(image: On Classical Blog. The Guardian. March 3, 2009. http://www.guardian.co.uk/music/tomserviceblog/2009/mar/02/classical-music-great-orchestral-debate)

Today’s Age has a story about Barry Palmer (Hunters and Collectors guitarist, oh, that’s my middle age talking, isn’t it?) and a new app come service that lets you view live concert footage. The app and service is soundhalo. This is cool. However, the point? On TV and radio what carries the most value (in terms of audience interest and $) are events that are live, where the liveness matters. This excludes drama, game shows, and the like. It does include the new forms such as ‘reality’ game shows as they are designed and intended to be live. Sport is the biggest of them all (one billion Australian dollars to broadcast AFL), but music is the next biggest.

Sport matters because seeing it live is part of sport. You don’t want to watch it a day, a week, later. Not only because you will now the result but because sport’s pleasure is in its performing in the now. Um, that’d be the same for a concert, wouldn’t it? Rupert Murdoch understood this many many years ago when he paid a then unprecedented sum for the rights to the English Premier League (people thought he was mad), then stuck it all on SkyBSB. This is what made Sky viable. People will pay for live sport. And people will probably pay, or at least enjoy, seeing live music (can’t get to Glastonbury, then live is next best). So this app and service could be a winner simply because it can leverage what matters, which is the liveness.

For us, outside of the specifics of networked media, this is another nail in the coffin for heritage media. Not only does soundhalo offer an alternative revenue model for bands, but it reinforces the fact that the traditional power of TV was its control of time. If you wanted to watch your favourite show you had to be in front of a TV set at the time it was on. This meant they could charge lots of money for advertising since you had to be there to be part of it (in front of the TV). When was the last time you made sure you were at home, in front of the TV, to not miss something? That wasn’t a live event? I never do this for drama. Ever. The opposite of this was once normal. Just like we think those images of the family gathered around the radio to listen to something are, well, sepia quaint, this was my childhood, adolescence and early adult life for television. Not any more. If you can’t guarantee audience, you lose the basis of your revenue model (advertising). Things are changing, have to change, and will change. You will be at the vanguard of this.

The Paddle

Christopher has a post about the speculative metaphor I wrote about the subject. He observes that

The message seems that to get through, one must simply paddle in order to explore and discover our own outcome.

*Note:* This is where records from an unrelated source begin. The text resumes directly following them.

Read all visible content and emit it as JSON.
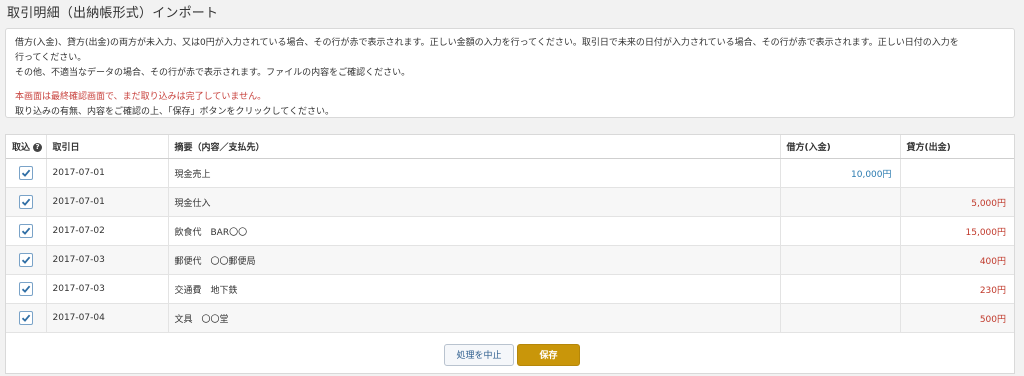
{
  "page": {
    "title": "取引明細（出納帳形式）インポート"
  },
  "notice": {
    "line1": "借方(入金)、貸方(出金)の両方が未入力、又は0円が入力されている場合、その行が赤で表示されます。正しい金額の入力を行ってください。取引日で未来の日付が入力されている場合、その行が赤で表示されます。正しい日付の入力を",
    "line2": "行ってください。",
    "line3": "その他、不適当なデータの場合、その行が赤で表示されます。ファイルの内容をご確認ください。",
    "warning": "本画面は最終確認画面で、まだ取り込みは完了していません。",
    "instruction": "取り込みの有無、内容をご確認の上、「保存」ボタンをクリックしてください。"
  },
  "table": {
    "headers": {
      "import": "取込",
      "date": "取引日",
      "description": "摘要（内容／支払先）",
      "debit": "借方(入金)",
      "credit": "貸方(出金)"
    },
    "rows": [
      {
        "checked": true,
        "date": "2017-07-01",
        "description": "現金売上",
        "debit": "10,000円",
        "credit": ""
      },
      {
        "checked": true,
        "date": "2017-07-01",
        "description": "現金仕入",
        "debit": "",
        "credit": "5,000円"
      },
      {
        "checked": true,
        "date": "2017-07-02",
        "description": "飲食代　BAR〇〇",
        "debit": "",
        "credit": "15,000円"
      },
      {
        "checked": true,
        "date": "2017-07-03",
        "description": "郵便代　〇〇郵便局",
        "debit": "",
        "credit": "400円"
      },
      {
        "checked": true,
        "date": "2017-07-03",
        "description": "交通費　地下鉄",
        "debit": "",
        "credit": "230円"
      },
      {
        "checked": true,
        "date": "2017-07-04",
        "description": "文具　〇〇堂",
        "debit": "",
        "credit": "500円"
      }
    ]
  },
  "actions": {
    "cancel_label": "処理を中止",
    "save_label": "保存"
  },
  "colors": {
    "accent": "#c9960a",
    "debit_text": "#2b7bb0",
    "credit_text": "#c0392b",
    "warning_text": "#c8423d"
  },
  "icons": {
    "help": "help-circle-icon",
    "check": "checkmark-icon"
  }
}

Notice though, that the boat has knowledge, it knows stuff. And that you can think of the whole thing as more like a system, there are waves, wind, eddies, the boat, the oar. They all inter relate, but it isn’t really clear that one has more importance than another in deciding anything. After all, if I were in the boat I could choose to row, furiously perhaps, but it is clear that “one place is as well as close enough, or further away, than any other” so where I might be trying to get to wouldn’t really be clear, or matter that much. So, sometimes, you don’t even need to row (you paddle a canoe, you row a boat), you might just follow with, and even be part of, the flows.